▶ What to work on: An exact, complete copy of the entries is what is needed.
(Raw data Opens)
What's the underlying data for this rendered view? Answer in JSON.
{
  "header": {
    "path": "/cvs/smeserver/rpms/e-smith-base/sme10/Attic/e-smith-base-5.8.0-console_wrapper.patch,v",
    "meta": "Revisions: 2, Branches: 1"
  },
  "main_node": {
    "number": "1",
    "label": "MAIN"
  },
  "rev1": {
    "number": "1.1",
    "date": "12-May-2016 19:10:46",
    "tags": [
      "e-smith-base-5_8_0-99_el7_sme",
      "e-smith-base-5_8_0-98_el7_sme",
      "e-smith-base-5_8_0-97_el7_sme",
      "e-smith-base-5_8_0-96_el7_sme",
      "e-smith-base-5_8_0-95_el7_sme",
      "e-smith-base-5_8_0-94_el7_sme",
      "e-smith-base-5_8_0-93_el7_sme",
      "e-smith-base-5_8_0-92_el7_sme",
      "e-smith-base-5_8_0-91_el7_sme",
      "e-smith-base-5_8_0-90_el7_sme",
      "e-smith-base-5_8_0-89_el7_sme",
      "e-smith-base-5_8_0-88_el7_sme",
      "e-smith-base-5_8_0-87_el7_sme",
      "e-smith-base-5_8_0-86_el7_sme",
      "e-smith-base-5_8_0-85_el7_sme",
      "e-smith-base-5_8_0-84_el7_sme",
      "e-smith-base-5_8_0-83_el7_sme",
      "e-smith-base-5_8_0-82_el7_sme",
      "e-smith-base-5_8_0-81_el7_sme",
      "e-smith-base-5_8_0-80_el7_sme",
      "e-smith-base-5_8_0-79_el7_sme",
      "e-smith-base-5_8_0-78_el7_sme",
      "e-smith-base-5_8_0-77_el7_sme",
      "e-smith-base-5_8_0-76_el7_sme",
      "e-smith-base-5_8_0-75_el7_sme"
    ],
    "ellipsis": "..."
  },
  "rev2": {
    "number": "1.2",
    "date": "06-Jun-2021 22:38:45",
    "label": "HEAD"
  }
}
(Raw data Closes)
▶ Written answer:
What's the underlying data for this rendered view? Answer in JSON.
{
  "header": {
    "path": "/cvs/smeserver/rpms/e-smith-base/sme10/Attic/e-smith-base-5.8.0-console_wrapper.patch,v",
    "meta": "Revisions: 2, Branches: 1"
  },
  "main_node": {
    "number": "1",
    "label": "MAIN"
  },
  "rev1": {
    "number": "1.1",
    "date": "12-May-2016 19:10:46",
    "tags": [
      "e-smith-base-5_8_0-99_el7_sme",
      "e-smith-base-5_8_0-98_el7_sme",
      "e-smith-base-5_8_0-97_el7_sme",
      "e-smith-base-5_8_0-96_el7_sme",
      "e-smith-base-5_8_0-95_el7_sme",
      "e-smith-base-5_8_0-94_el7_sme",
      "e-smith-base-5_8_0-93_el7_sme",
      "e-smith-base-5_8_0-92_el7_sme",
      "e-smith-base-5_8_0-91_el7_sme",
      "e-smith-base-5_8_0-90_el7_sme",
      "e-smith-base-5_8_0-89_el7_sme",
      "e-smith-base-5_8_0-88_el7_sme",
      "e-smith-base-5_8_0-87_el7_sme",
      "e-smith-base-5_8_0-86_el7_sme",
      "e-smith-base-5_8_0-85_el7_sme",
      "e-smith-base-5_8_0-84_el7_sme",
      "e-smith-base-5_8_0-83_el7_sme",
      "e-smith-base-5_8_0-82_el7_sme",
      "e-smith-base-5_8_0-81_el7_sme",
      "e-smith-base-5_8_0-80_el7_sme",
      "e-smith-base-5_8_0-79_el7_sme",
      "e-smith-base-5_8_0-78_el7_sme",
      "e-smith-base-5_8_0-77_el7_sme",
      "e-smith-base-5_8_0-76_el7_sme",
      "e-smith-base-5_8_0-75_el7_sme"
    ],
    "ellipsis": "..."
  },
  "rev2": {
    "number": "1.2",
    "date": "06-Jun-2021 22:38:45",
    "label": "HEAD"
  }
}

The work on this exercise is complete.